For any individual, energy requirements may stay the same, increase or decrease with
advancing age. There are few studies looking at the energy needs of large numbers
of old cats and dogs.
With advancing age a fall in basal metabolic rate has been recorded in humans and
experimental animals. This is thought to be due to a change in the ratio between
lean body mass and fat, there being an increasing tendency to lay down body fat with
advancing age. There are several possible explanations for this trend:
reduced thyroid hormone activity (secretion or receptor response)
other hormonal effects, e.g. sex hormones, catecholamines.
Similar effects may also be seen in dogs and cats. Certainly there is an increased
incidence of obesity in dogs with increasing age (Edney & Smith, 1986).
Energy requirements may also be reduced if an individual is doing less exercise due
to changed behavioural patterns or secondary to other problems, e.g. an orthopaedic problem
such as degenerative joint disease or osteoarthritis.
Older animals with reduced energy requirements should have their energy intake reduced
otherwise obesity may result. Regular weighing of older animals should be recommended
to detect any trend towards weight gain.
Obesity should be regarded as a serious problem in older cats and dogs. Obese animals

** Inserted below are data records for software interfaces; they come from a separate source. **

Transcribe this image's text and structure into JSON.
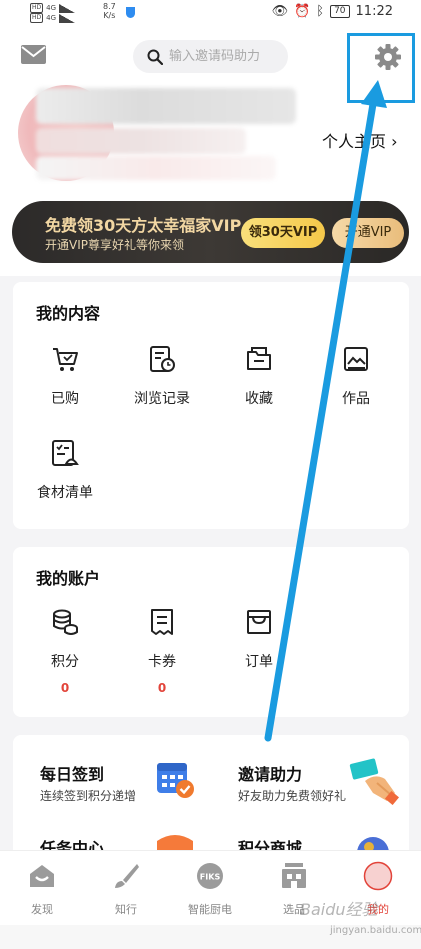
{
  "status_bar": {
    "network_speed": "8.7",
    "network_unit": "K/s",
    "signal_a": "4G",
    "signal_b": "4G",
    "hd": "HD",
    "battery": "70",
    "time": "11:22"
  },
  "header": {
    "search_placeholder": "输入邀请码助力",
    "profile_link": "个人主页 ›"
  },
  "vip_banner": {
    "title": "免费领30天方太幸福家VIP",
    "subtitle": "开通VIP尊享好礼等你来领",
    "claim_button": "领30天VIP",
    "open_button": "开通VIP"
  },
  "my_content": {
    "title": "我的内容",
    "items": [
      {
        "label": "已购",
        "icon": "cart-icon"
      },
      {
        "label": "浏览记录",
        "icon": "history-icon"
      },
      {
        "label": "收藏",
        "icon": "folder-icon"
      },
      {
        "label": "作品",
        "icon": "image-icon"
      },
      {
        "label": "食材清单",
        "icon": "checklist-icon"
      }
    ]
  },
  "my_account": {
    "title": "我的账户",
    "items": [
      {
        "label": "积分",
        "count": "0",
        "icon": "coins-icon"
      },
      {
        "label": "卡券",
        "count": "0",
        "icon": "coupon-icon"
      },
      {
        "label": "订单",
        "icon": "order-icon"
      }
    ]
  },
  "daily": {
    "items": [
      {
        "title": "每日签到",
        "subtitle": "连续签到积分递增"
      },
      {
        "title": "邀请助力",
        "subtitle": "好友助力免费领好礼"
      },
      {
        "title": "任务中心",
        "subtitle": ""
      },
      {
        "title": "积分商城",
        "subtitle": ""
      }
    ]
  },
  "tabbar": {
    "tabs": [
      {
        "label": "发现"
      },
      {
        "label": "知行"
      },
      {
        "label": "智能厨电"
      },
      {
        "label": "选品"
      },
      {
        "label": "我的"
      }
    ],
    "fiks_text": "FIKS",
    "active_color": "#e2443a"
  },
  "watermark": {
    "text": "Baidu经验",
    "url": "jingyan.baidu.com"
  },
  "colors": {
    "accent_blue": "#1a9be0",
    "vip_gold": "#f2d7a3",
    "count_red": "#e2443a"
  }
}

have reduced glucose tolerance and hyperinsulinaemia (Mattheeuws et
al. 1984a; Mattheeuws et al. 1984b) even in the absence of frank
evidence of diabetes mellitus. Gross obesity can significantly reduce cardiovascular

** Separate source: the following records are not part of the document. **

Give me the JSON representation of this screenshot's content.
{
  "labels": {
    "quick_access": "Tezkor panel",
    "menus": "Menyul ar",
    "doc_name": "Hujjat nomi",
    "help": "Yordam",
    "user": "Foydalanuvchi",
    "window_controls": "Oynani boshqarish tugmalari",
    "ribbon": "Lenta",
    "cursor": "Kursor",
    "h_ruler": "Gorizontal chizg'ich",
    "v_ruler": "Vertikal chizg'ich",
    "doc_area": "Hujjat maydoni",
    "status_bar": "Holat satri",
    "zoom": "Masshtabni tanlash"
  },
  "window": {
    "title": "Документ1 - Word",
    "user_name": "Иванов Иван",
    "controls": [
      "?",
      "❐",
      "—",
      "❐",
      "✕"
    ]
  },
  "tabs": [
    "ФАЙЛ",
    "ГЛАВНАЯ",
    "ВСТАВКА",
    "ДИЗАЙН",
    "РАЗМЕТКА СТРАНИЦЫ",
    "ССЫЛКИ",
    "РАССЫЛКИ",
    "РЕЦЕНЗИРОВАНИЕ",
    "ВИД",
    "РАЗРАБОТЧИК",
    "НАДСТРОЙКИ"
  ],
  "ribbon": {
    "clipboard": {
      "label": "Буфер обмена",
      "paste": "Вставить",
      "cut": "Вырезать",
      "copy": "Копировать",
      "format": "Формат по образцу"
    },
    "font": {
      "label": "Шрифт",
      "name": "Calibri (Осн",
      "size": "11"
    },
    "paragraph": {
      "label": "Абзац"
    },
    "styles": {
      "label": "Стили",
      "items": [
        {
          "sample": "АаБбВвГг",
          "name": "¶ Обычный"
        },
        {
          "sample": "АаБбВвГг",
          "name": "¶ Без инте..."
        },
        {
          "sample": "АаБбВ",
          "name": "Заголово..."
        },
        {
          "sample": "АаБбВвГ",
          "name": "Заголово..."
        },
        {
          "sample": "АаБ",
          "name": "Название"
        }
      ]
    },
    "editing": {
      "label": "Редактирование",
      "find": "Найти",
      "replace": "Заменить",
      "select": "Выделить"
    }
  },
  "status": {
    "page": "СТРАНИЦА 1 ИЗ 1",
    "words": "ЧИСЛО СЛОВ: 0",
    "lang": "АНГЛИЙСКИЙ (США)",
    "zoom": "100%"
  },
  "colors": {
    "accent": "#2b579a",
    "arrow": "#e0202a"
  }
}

and respiratory function and also exacerbates numerous other problems such as skin
disorders, and orthopaedic problems. Obesity in cats is a risk factor for the development
of hepatic lipidosis and in cats and dogs it is a risk factor for the development

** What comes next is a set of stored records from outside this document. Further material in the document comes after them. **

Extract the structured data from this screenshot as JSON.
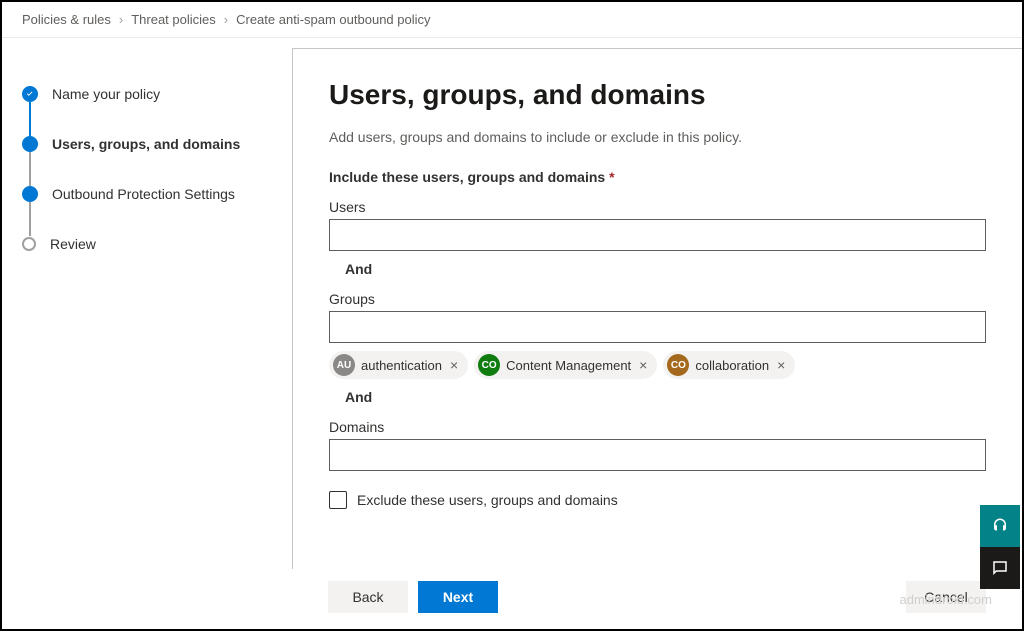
{
  "breadcrumb": {
    "items": [
      "Policies & rules",
      "Threat policies",
      "Create anti-spam outbound policy"
    ]
  },
  "steps": [
    {
      "label": "Name your policy",
      "state": "done"
    },
    {
      "label": "Users, groups, and domains",
      "state": "current"
    },
    {
      "label": "Outbound Protection Settings",
      "state": "upcoming-filled"
    },
    {
      "label": "Review",
      "state": "upcoming-empty"
    }
  ],
  "main": {
    "title": "Users, groups, and domains",
    "description": "Add users, groups and domains to include or exclude in this policy.",
    "include_label": "Include these users, groups and domains",
    "required_marker": "*",
    "users_label": "Users",
    "users_value": "",
    "and_label": "And",
    "groups_label": "Groups",
    "groups_value": "",
    "group_chips": [
      {
        "initials": "AU",
        "name": "authentication",
        "color": "#8a8886"
      },
      {
        "initials": "CO",
        "name": "Content Management",
        "color": "#107c10"
      },
      {
        "initials": "CO",
        "name": "collaboration",
        "color": "#a4691c"
      }
    ],
    "domains_label": "Domains",
    "domains_value": "",
    "exclude_label": "Exclude these users, groups and domains"
  },
  "footer": {
    "back": "Back",
    "next": "Next",
    "cancel": "Cancel"
  },
  "watermark": "admindroid.com"
}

of diabetes mellitus.
Most major organ system diseases seen in older animals (e.g. cardiac disease, renal
disease, hepatic disease and neoplasia) result in catabolism and weight loss. This
is particularly important in cats which, because of their high protein-calorie requirement
rapidly break down their own body muscle and other available proteins in the presence
of inadequate protein intake or excessive energy utilisation. Almost all chronic
diseases in the cat result in significant weight loss or even cachexia.
When energy intake does not meet requirements additional energy should be provided
and the selection of energy source (fat, protein or carbohydrates) will depend upon
the underlying clinical status of the animal. In cats protein is a major provider of energy
because of their obligate carnivorous nature, however fat provides 2.25 times more
energy than either protein or carbohydrate and so this will often be the high energy
source of choice for both cats and dogs. Carbohydrate will be used when high protein
or fat intake is contraindicated in the individual because of the presence of impaired
organ function or disease (e.g. renal failure, hyperlipidaemia).